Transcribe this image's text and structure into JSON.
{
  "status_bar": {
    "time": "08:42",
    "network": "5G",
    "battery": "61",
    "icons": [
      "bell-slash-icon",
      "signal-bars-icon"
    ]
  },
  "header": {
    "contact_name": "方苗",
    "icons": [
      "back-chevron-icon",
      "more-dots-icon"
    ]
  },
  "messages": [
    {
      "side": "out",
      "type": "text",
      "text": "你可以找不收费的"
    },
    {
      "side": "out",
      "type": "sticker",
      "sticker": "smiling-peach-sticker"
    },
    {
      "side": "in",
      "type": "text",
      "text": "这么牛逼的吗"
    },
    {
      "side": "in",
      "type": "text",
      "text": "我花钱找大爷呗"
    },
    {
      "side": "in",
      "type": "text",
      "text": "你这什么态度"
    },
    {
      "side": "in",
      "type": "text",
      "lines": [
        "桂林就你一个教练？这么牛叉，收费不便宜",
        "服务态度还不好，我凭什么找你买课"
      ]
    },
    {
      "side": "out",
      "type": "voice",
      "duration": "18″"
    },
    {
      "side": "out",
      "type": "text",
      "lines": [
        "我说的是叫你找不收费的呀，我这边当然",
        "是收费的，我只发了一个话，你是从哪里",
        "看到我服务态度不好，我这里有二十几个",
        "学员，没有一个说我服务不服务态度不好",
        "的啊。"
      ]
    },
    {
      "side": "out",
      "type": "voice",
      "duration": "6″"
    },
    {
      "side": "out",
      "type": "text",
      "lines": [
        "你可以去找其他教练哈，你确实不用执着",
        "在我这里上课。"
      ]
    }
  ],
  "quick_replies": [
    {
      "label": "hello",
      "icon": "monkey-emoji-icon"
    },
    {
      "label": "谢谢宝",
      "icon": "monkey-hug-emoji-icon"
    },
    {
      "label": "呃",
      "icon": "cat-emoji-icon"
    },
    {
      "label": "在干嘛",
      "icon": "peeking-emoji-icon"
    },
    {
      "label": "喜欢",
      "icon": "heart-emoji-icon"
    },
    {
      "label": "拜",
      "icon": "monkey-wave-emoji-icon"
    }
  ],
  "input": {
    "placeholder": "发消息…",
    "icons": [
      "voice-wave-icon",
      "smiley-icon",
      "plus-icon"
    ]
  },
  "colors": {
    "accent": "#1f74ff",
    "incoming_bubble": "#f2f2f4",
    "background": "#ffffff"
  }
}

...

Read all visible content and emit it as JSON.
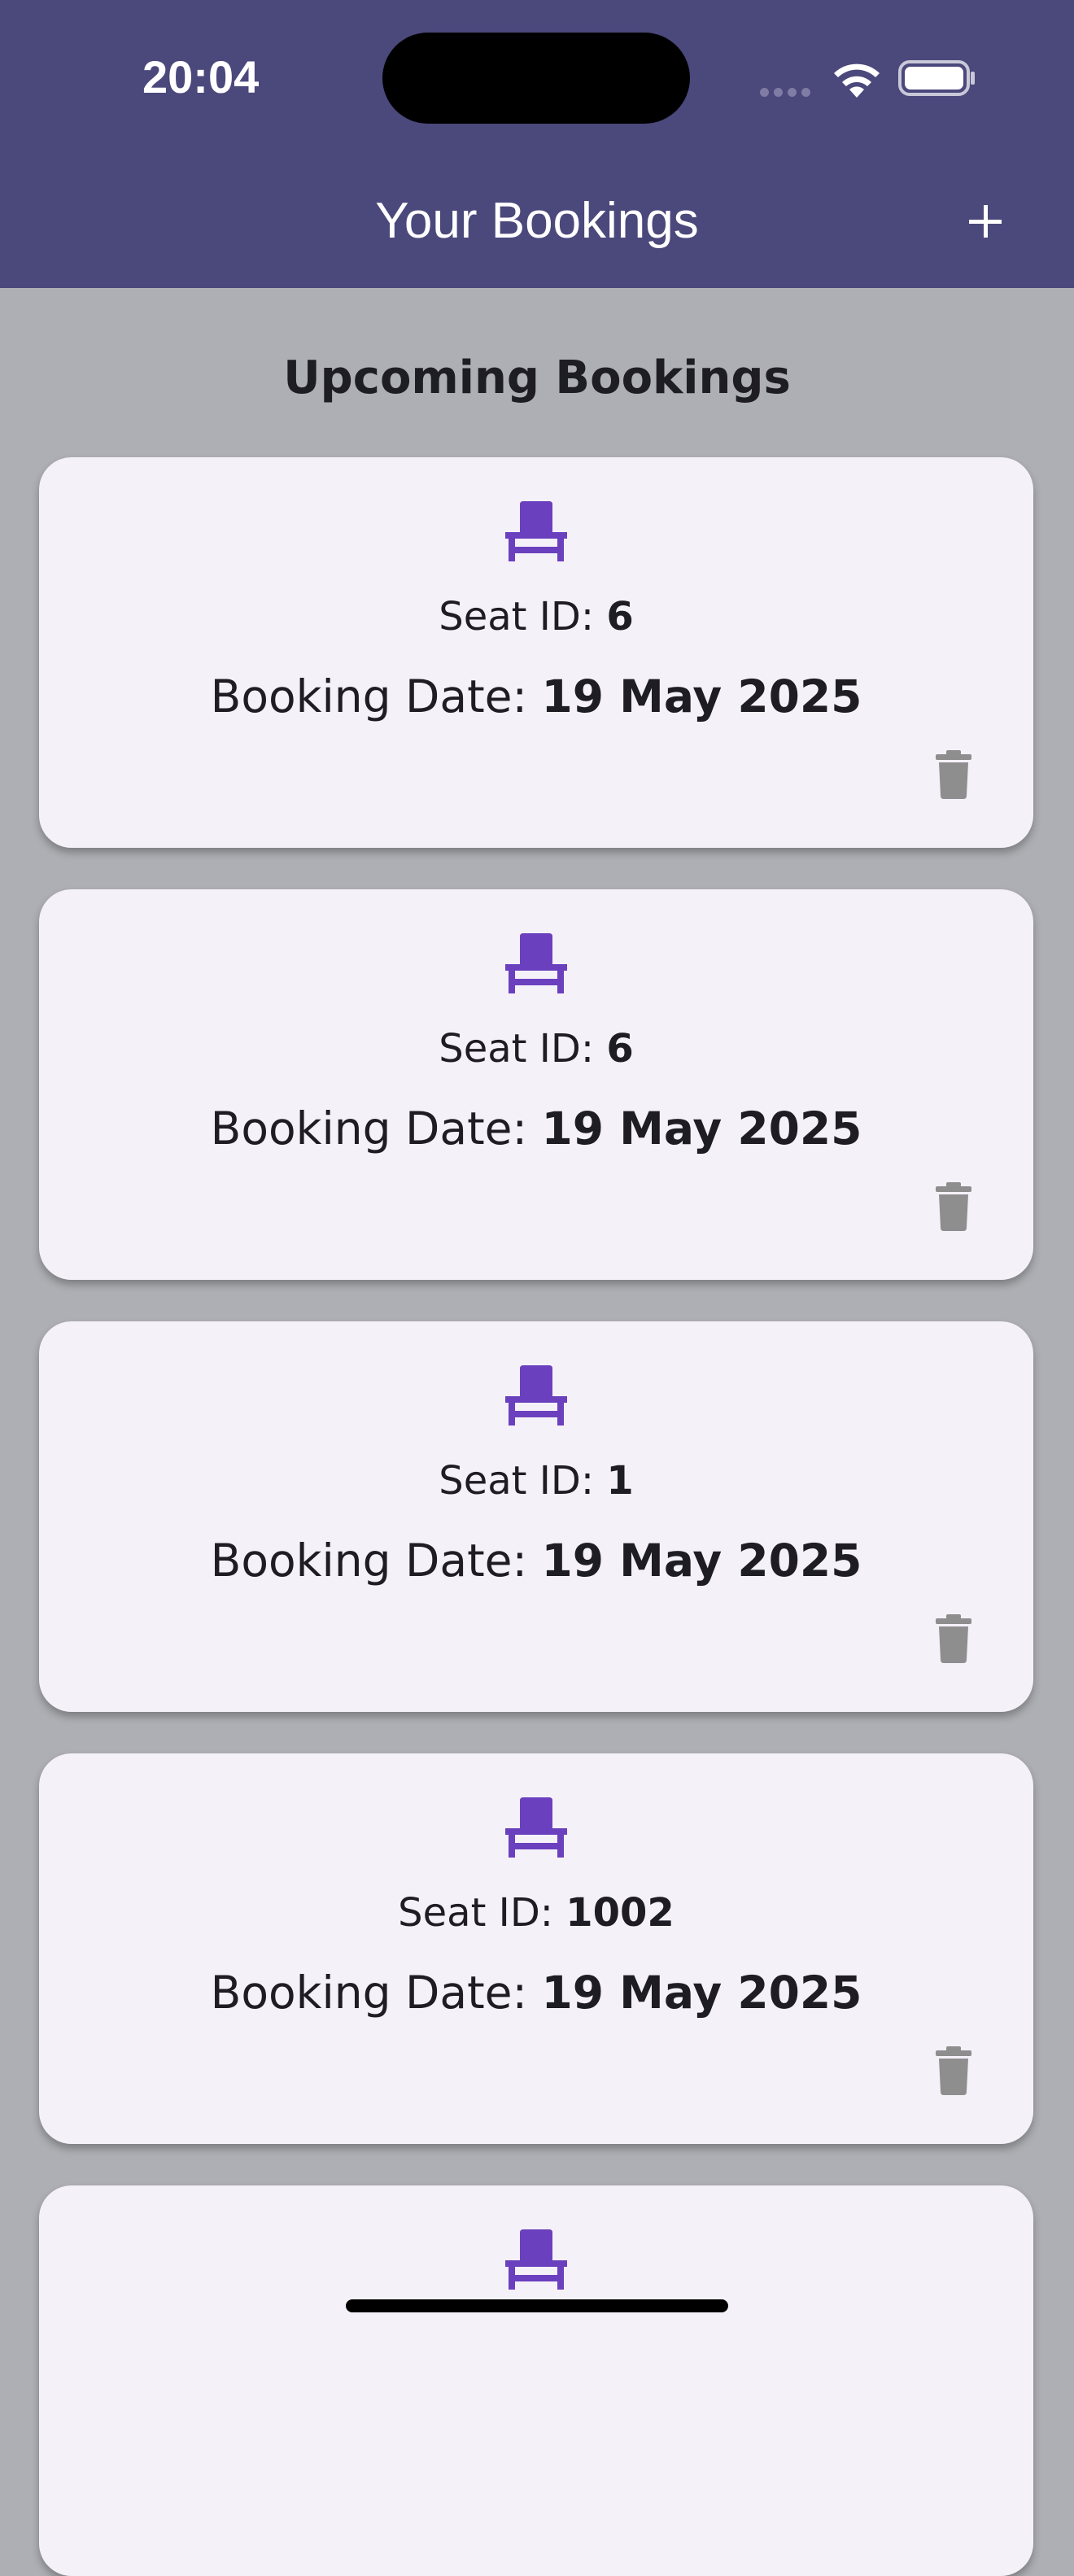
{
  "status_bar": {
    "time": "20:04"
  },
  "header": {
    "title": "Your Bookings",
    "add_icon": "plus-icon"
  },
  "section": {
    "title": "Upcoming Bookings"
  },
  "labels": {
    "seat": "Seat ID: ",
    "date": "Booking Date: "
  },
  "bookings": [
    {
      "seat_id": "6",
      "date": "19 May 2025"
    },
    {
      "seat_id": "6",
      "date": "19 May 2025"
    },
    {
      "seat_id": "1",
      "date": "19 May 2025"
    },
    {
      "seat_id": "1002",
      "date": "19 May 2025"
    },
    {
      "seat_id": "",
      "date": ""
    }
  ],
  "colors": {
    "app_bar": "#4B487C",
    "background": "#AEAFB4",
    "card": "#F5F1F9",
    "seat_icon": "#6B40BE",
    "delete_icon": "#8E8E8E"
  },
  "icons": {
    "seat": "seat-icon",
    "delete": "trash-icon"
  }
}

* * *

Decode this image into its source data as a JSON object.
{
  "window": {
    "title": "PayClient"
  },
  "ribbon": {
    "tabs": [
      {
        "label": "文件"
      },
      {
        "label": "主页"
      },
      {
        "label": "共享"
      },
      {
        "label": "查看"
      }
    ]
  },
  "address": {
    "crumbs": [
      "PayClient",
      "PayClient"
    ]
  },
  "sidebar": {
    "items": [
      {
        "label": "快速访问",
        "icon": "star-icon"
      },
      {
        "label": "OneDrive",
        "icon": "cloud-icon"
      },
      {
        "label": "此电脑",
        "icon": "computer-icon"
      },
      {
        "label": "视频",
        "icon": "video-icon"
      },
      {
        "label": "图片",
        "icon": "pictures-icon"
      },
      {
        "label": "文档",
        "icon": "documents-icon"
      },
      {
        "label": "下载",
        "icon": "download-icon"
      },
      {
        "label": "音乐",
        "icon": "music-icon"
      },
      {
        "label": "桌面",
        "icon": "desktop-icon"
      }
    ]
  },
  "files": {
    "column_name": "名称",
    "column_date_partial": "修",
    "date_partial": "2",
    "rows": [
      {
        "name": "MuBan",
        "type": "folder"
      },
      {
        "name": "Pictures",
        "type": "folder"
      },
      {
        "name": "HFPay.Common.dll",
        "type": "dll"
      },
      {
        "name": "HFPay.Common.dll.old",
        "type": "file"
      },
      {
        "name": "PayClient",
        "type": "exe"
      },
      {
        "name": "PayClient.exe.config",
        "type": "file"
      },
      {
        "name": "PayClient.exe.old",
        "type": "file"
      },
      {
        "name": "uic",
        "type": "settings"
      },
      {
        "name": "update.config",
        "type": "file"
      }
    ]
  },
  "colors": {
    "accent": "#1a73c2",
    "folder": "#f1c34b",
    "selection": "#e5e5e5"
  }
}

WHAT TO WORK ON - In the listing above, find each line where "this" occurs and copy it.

EXERCISE OUTPUT -
Transcribe this image's text and structure into JSON.
Decode this image into its source data as a JSON object.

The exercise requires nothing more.